Reproduce the records below exactly; the images should not appear.
--*--
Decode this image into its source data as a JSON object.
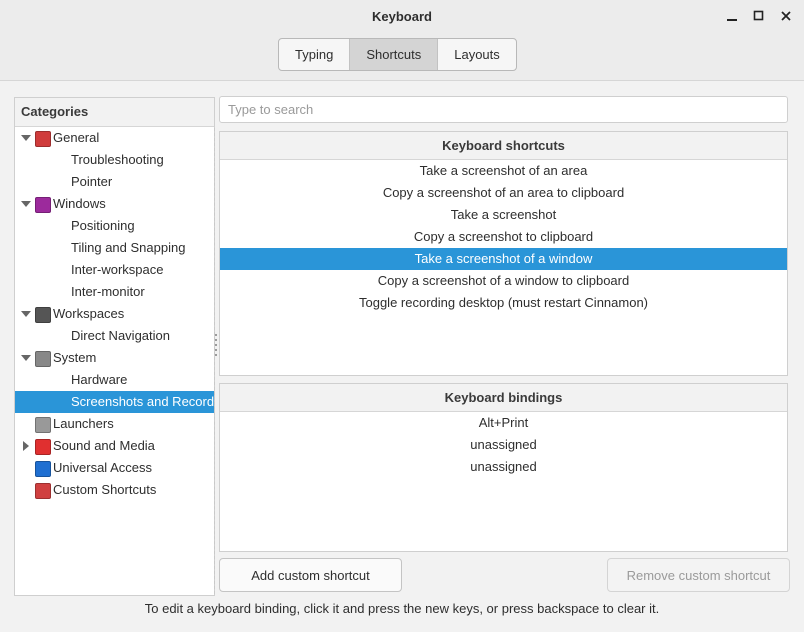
{
  "window": {
    "title": "Keyboard",
    "minimize_glyph": "–",
    "maximize_glyph": "□",
    "close_glyph": "×"
  },
  "tabs": [
    {
      "label": "Typing",
      "active": false
    },
    {
      "label": "Shortcuts",
      "active": true
    },
    {
      "label": "Layouts",
      "active": false
    }
  ],
  "categories": {
    "header": "Categories",
    "items": [
      {
        "label": "General",
        "level": 0,
        "expanded": true,
        "icon": "general-icon",
        "icon_color": "#d03c3c"
      },
      {
        "label": "Troubleshooting",
        "level": 1
      },
      {
        "label": "Pointer",
        "level": 1
      },
      {
        "label": "Windows",
        "level": 0,
        "expanded": true,
        "icon": "windows-icon",
        "icon_color": "#9c2a9c"
      },
      {
        "label": "Positioning",
        "level": 1
      },
      {
        "label": "Tiling and Snapping",
        "level": 1
      },
      {
        "label": "Inter-workspace",
        "level": 1
      },
      {
        "label": "Inter-monitor",
        "level": 1
      },
      {
        "label": "Workspaces",
        "level": 0,
        "expanded": true,
        "icon": "workspaces-icon",
        "icon_color": "#555555"
      },
      {
        "label": "Direct Navigation",
        "level": 1
      },
      {
        "label": "System",
        "level": 0,
        "expanded": true,
        "icon": "system-icon",
        "icon_color": "#888888"
      },
      {
        "label": "Hardware",
        "level": 1
      },
      {
        "label": "Screenshots and Recording",
        "level": 1,
        "selected": true
      },
      {
        "label": "Launchers",
        "level": 0,
        "icon": "launchers-icon",
        "icon_color": "#999999"
      },
      {
        "label": "Sound and Media",
        "level": 0,
        "expanded": false,
        "icon": "sound-media-icon",
        "icon_color": "#e03030"
      },
      {
        "label": "Universal Access",
        "level": 0,
        "icon": "universal-access-icon",
        "icon_color": "#1f6fd1"
      },
      {
        "label": "Custom Shortcuts",
        "level": 0,
        "icon": "custom-shortcuts-icon",
        "icon_color": "#d04040"
      }
    ]
  },
  "search": {
    "placeholder": "Type to search",
    "value": ""
  },
  "shortcuts": {
    "header": "Keyboard shortcuts",
    "items": [
      {
        "label": "Take a screenshot of an area"
      },
      {
        "label": "Copy a screenshot of an area to clipboard"
      },
      {
        "label": "Take a screenshot"
      },
      {
        "label": "Copy a screenshot to clipboard"
      },
      {
        "label": "Take a screenshot of a window",
        "selected": true
      },
      {
        "label": "Copy a screenshot of a window to clipboard"
      },
      {
        "label": "Toggle recording desktop (must restart Cinnamon)"
      }
    ]
  },
  "bindings": {
    "header": "Keyboard bindings",
    "items": [
      "Alt+Print",
      "unassigned",
      "unassigned"
    ]
  },
  "buttons": {
    "add": "Add custom shortcut",
    "remove": "Remove custom shortcut"
  },
  "hint": "To edit a keyboard binding, click it and press the new keys, or press backspace to clear it.",
  "colors": {
    "selection": "#2a95d8"
  }
}
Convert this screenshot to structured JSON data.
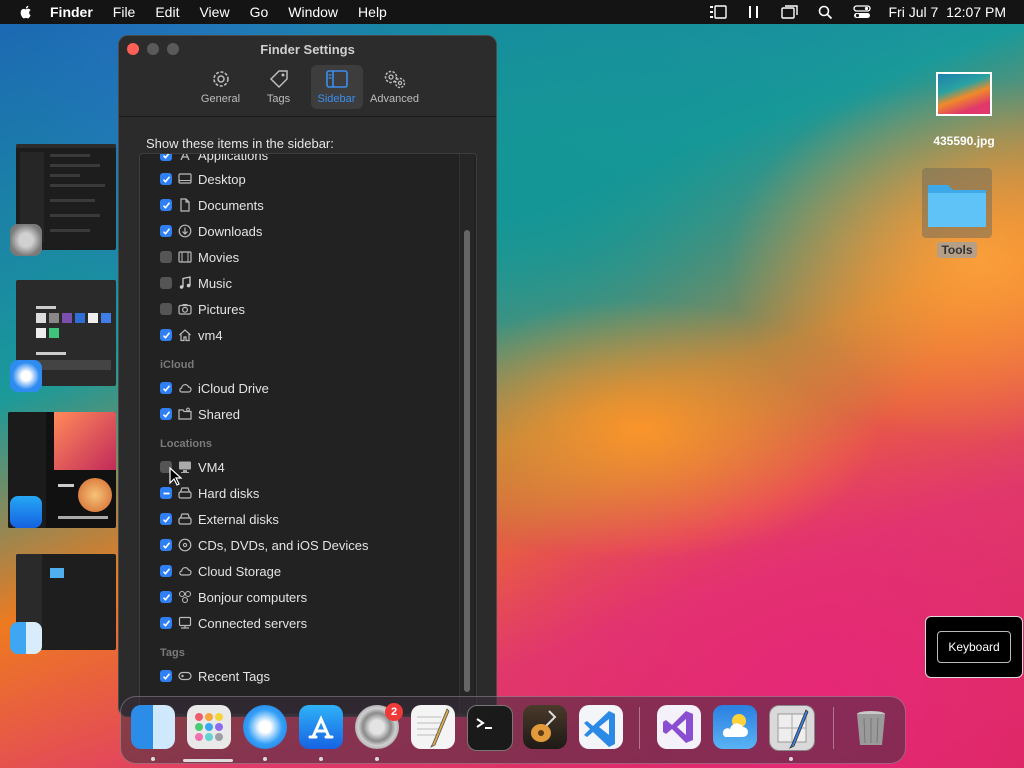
{
  "menubar": {
    "app_name": "Finder",
    "items": [
      "File",
      "Edit",
      "View",
      "Go",
      "Window",
      "Help"
    ],
    "datetime": "Fri Jul 7  12:07 PM"
  },
  "window": {
    "title": "Finder Settings",
    "tabs": [
      {
        "label": "General",
        "icon": "gear-icon",
        "active": false
      },
      {
        "label": "Tags",
        "icon": "tag-icon",
        "active": false
      },
      {
        "label": "Sidebar",
        "icon": "sidebar-icon",
        "active": true
      },
      {
        "label": "Advanced",
        "icon": "gears-icon",
        "active": false
      }
    ],
    "heading": "Show these items in the sidebar:",
    "sections": {
      "icloud": "iCloud",
      "locations": "Locations",
      "tags": "Tags"
    },
    "items": [
      {
        "label": "Applications",
        "state": "on",
        "icon": "applications-icon"
      },
      {
        "label": "Desktop",
        "state": "on",
        "icon": "desktop-icon"
      },
      {
        "label": "Documents",
        "state": "on",
        "icon": "document-icon"
      },
      {
        "label": "Downloads",
        "state": "on",
        "icon": "download-icon"
      },
      {
        "label": "Movies",
        "state": "off",
        "icon": "film-icon"
      },
      {
        "label": "Music",
        "state": "off",
        "icon": "music-icon"
      },
      {
        "label": "Pictures",
        "state": "off",
        "icon": "camera-icon"
      },
      {
        "label": "vm4",
        "state": "on",
        "icon": "home-icon"
      },
      {
        "label": "iCloud Drive",
        "state": "on",
        "icon": "cloud-icon"
      },
      {
        "label": "Shared",
        "state": "on",
        "icon": "shared-folder-icon"
      },
      {
        "label": "VM4",
        "state": "off",
        "icon": "computer-icon"
      },
      {
        "label": "Hard disks",
        "state": "mixed",
        "icon": "disk-icon"
      },
      {
        "label": "External disks",
        "state": "on",
        "icon": "external-disk-icon"
      },
      {
        "label": "CDs, DVDs, and iOS Devices",
        "state": "on",
        "icon": "disc-icon"
      },
      {
        "label": "Cloud Storage",
        "state": "on",
        "icon": "cloud-icon"
      },
      {
        "label": "Bonjour computers",
        "state": "on",
        "icon": "bonjour-icon"
      },
      {
        "label": "Connected servers",
        "state": "on",
        "icon": "server-icon"
      },
      {
        "label": "Recent Tags",
        "state": "on",
        "icon": "tag-icon"
      }
    ]
  },
  "desktop": {
    "file_label": "435590.jpg",
    "folder_label": "Tools",
    "tooltip": "Keyboard"
  },
  "dock": {
    "settings_badge": "2"
  },
  "colors": {
    "accent": "#2f7ff5",
    "close": "#ff5f57",
    "badge": "#ef3a3a"
  }
}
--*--
OUTPUT BELOW =
Decode this image into its source data as a JSON object.
{
  "window": {
    "title": "Keyboard",
    "minimize_glyph": "–",
    "maximize_glyph": "□",
    "close_glyph": "×"
  },
  "tabs": [
    {
      "label": "Typing",
      "active": false
    },
    {
      "label": "Shortcuts",
      "active": true
    },
    {
      "label": "Layouts",
      "active": false
    }
  ],
  "categories": {
    "header": "Categories",
    "items": [
      {
        "label": "General",
        "level": 0,
        "expanded": true,
        "icon": "general-icon",
        "icon_color": "#d03c3c"
      },
      {
        "label": "Troubleshooting",
        "level": 1
      },
      {
        "label": "Pointer",
        "level": 1
      },
      {
        "label": "Windows",
        "level": 0,
        "expanded": true,
        "icon": "windows-icon",
        "icon_color": "#9c2a9c"
      },
      {
        "label": "Positioning",
        "level": 1
      },
      {
        "label": "Tiling and Snapping",
        "level": 1
      },
      {
        "label": "Inter-workspace",
        "level": 1
      },
      {
        "label": "Inter-monitor",
        "level": 1
      },
      {
        "label": "Workspaces",
        "level": 0,
        "expanded": true,
        "icon": "workspaces-icon",
        "icon_color": "#555555"
      },
      {
        "label": "Direct Navigation",
        "level": 1
      },
      {
        "label": "System",
        "level": 0,
        "expanded": true,
        "icon": "system-icon",
        "icon_color": "#888888"
      },
      {
        "label": "Hardware",
        "level": 1
      },
      {
        "label": "Screenshots and Recording",
        "level": 1,
        "selected": true
      },
      {
        "label": "Launchers",
        "level": 0,
        "icon": "launchers-icon",
        "icon_color": "#999999"
      },
      {
        "label": "Sound and Media",
        "level": 0,
        "expanded": false,
        "icon": "sound-media-icon",
        "icon_color": "#e03030"
      },
      {
        "label": "Universal Access",
        "level": 0,
        "icon": "universal-access-icon",
        "icon_color": "#1f6fd1"
      },
      {
        "label": "Custom Shortcuts",
        "level": 0,
        "icon": "custom-shortcuts-icon",
        "icon_color": "#d04040"
      }
    ]
  },
  "search": {
    "placeholder": "Type to search",
    "value": ""
  },
  "shortcuts": {
    "header": "Keyboard shortcuts",
    "items": [
      {
        "label": "Take a screenshot of an area"
      },
      {
        "label": "Copy a screenshot of an area to clipboard"
      },
      {
        "label": "Take a screenshot"
      },
      {
        "label": "Copy a screenshot to clipboard"
      },
      {
        "label": "Take a screenshot of a window",
        "selected": true
      },
      {
        "label": "Copy a screenshot of a window to clipboard"
      },
      {
        "label": "Toggle recording desktop (must restart Cinnamon)"
      }
    ]
  },
  "bindings": {
    "header": "Keyboard bindings",
    "items": [
      "Alt+Print",
      "unassigned",
      "unassigned"
    ]
  },
  "buttons": {
    "add": "Add custom shortcut",
    "remove": "Remove custom shortcut"
  },
  "hint": "To edit a keyboard binding, click it and press the new keys, or press backspace to clear it.",
  "colors": {
    "selection": "#2a95d8"
  }
}
Convert this screenshot to structured JSON data.
{
  "menubar": {
    "app_name": "Finder",
    "items": [
      "File",
      "Edit",
      "View",
      "Go",
      "Window",
      "Help"
    ],
    "datetime": "Fri Jul 7  12:07 PM"
  },
  "window": {
    "title": "Finder Settings",
    "tabs": [
      {
        "label": "General",
        "icon": "gear-icon",
        "active": false
      },
      {
        "label": "Tags",
        "icon": "tag-icon",
        "active": false
      },
      {
        "label": "Sidebar",
        "icon": "sidebar-icon",
        "active": true
      },
      {
        "label": "Advanced",
        "icon": "gears-icon",
        "active": false
      }
    ],
    "heading": "Show these items in the sidebar:",
    "sections": {
      "icloud": "iCloud",
      "locations": "Locations",
      "tags": "Tags"
    },
    "items": [
      {
        "label": "Applications",
        "state": "on",
        "icon": "applications-icon"
      },
      {
        "label": "Desktop",
        "state": "on",
        "icon": "desktop-icon"
      },
      {
        "label": "Documents",
        "state": "on",
        "icon": "document-icon"
      },
      {
        "label": "Downloads",
        "state": "on",
        "icon": "download-icon"
      },
      {
        "label": "Movies",
        "state": "off",
        "icon": "film-icon"
      },
      {
        "label": "Music",
        "state": "off",
        "icon": "music-icon"
      },
      {
        "label": "Pictures",
        "state": "off",
        "icon": "camera-icon"
      },
      {
        "label": "vm4",
        "state": "on",
        "icon": "home-icon"
      },
      {
        "label": "iCloud Drive",
        "state": "on",
        "icon": "cloud-icon"
      },
      {
        "label": "Shared",
        "state": "on",
        "icon": "shared-folder-icon"
      },
      {
        "label": "VM4",
        "state": "off",
        "icon": "computer-icon"
      },
      {
        "label": "Hard disks",
        "state": "mixed",
        "icon": "disk-icon"
      },
      {
        "label": "External disks",
        "state": "on",
        "icon": "external-disk-icon"
      },
      {
        "label": "CDs, DVDs, and iOS Devices",
        "state": "on",
        "icon": "disc-icon"
      },
      {
        "label": "Cloud Storage",
        "state": "on",
        "icon": "cloud-icon"
      },
      {
        "label": "Bonjour computers",
        "state": "on",
        "icon": "bonjour-icon"
      },
      {
        "label": "Connected servers",
        "state": "on",
        "icon": "server-icon"
      },
      {
        "label": "Recent Tags",
        "state": "on",
        "icon": "tag-icon"
      }
    ]
  },
  "desktop": {
    "file_label": "435590.jpg",
    "folder_label": "Tools",
    "tooltip": "Keyboard"
  },
  "dock": {
    "settings_badge": "2"
  },
  "colors": {
    "accent": "#2f7ff5",
    "close": "#ff5f57",
    "badge": "#ef3a3a"
  }
}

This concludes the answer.